Patron saint of librarians Neil Gaiman put it best: “Google can bring you back 100,000 answers, a librarian can bring you back the right one.”
Reference Transactions are information consultations in which library staff recommend, interpret, evaluate, and/or use information resources to help others to meet particular information needs. Reference and User Services Association. (2008). Definitions of Reference.
If anything is a hallmark of the librarian’s identity, it’s putting people into meaningful contact with the information they seek. It’s one of the first things we learn about in grad school, and oftentimes what draws us to the profession in the first place. Continue reading “Week 2: Libraries vs. YouTube – Reference Services”

Week 1: Libraries and the Internet

Many believe that the world wide web now provides access to all of the world’s accumulated knowledge.
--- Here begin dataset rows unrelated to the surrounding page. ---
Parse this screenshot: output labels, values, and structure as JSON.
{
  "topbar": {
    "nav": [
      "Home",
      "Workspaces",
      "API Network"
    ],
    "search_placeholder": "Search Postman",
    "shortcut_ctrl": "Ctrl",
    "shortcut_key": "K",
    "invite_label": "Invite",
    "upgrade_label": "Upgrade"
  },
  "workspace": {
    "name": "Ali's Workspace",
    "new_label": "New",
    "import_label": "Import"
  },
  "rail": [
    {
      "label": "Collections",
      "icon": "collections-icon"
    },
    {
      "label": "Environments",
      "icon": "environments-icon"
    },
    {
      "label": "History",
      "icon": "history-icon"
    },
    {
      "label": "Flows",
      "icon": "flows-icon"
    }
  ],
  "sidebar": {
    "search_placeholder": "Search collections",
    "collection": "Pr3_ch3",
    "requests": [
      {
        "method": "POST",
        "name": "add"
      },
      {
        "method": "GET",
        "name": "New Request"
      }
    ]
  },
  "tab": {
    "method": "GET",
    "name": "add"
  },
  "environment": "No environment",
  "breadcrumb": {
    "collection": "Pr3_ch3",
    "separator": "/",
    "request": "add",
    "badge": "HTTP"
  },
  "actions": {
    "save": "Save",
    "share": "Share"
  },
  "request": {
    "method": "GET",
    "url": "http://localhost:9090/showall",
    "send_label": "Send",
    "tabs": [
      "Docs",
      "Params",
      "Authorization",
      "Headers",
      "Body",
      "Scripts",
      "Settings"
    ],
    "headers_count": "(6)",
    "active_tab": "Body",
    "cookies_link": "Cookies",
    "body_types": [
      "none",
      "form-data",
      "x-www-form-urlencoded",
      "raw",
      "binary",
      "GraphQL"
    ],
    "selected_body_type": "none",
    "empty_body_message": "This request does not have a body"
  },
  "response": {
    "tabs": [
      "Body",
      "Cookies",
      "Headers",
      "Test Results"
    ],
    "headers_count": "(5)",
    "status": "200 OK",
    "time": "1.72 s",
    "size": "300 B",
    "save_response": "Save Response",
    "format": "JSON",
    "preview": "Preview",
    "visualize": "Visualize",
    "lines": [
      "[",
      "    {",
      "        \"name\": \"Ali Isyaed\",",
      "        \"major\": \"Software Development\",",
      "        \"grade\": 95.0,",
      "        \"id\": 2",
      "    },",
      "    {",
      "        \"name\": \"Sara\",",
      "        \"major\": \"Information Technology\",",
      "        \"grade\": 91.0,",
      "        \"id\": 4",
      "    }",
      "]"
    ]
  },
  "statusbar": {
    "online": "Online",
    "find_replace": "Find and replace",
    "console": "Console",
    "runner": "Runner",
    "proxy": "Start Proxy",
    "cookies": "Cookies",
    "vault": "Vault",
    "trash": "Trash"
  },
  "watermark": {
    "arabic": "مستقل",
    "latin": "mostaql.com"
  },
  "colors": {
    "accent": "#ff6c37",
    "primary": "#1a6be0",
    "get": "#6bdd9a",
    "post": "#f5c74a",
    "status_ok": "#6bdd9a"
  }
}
A simple Google search will provide all the relevant information a person may desire about a topic. They do not know that valuable information will never become available in machine‐readable form and that much digitized information is only available for a price. Spalding & Wang. (2006). The challenges and opportunities of marketing academic libraries in the USA: Experiences of US academic libraries with global application.   Library Management, 27(6/7), 494-504. doi:10.1108/01435120610702477
This quote may be a little dated in internet-years, but by and large it’s still true, and still relevant: libraries have had trouble when it comes to marketing themselves against (and on) the Internet. This broad point has been tackled by tons of people before me and is an important topic on its own, but it’s as good a place as any to start a discussion on libraries and online video. Continue reading “Week 1: Libraries and the Internet”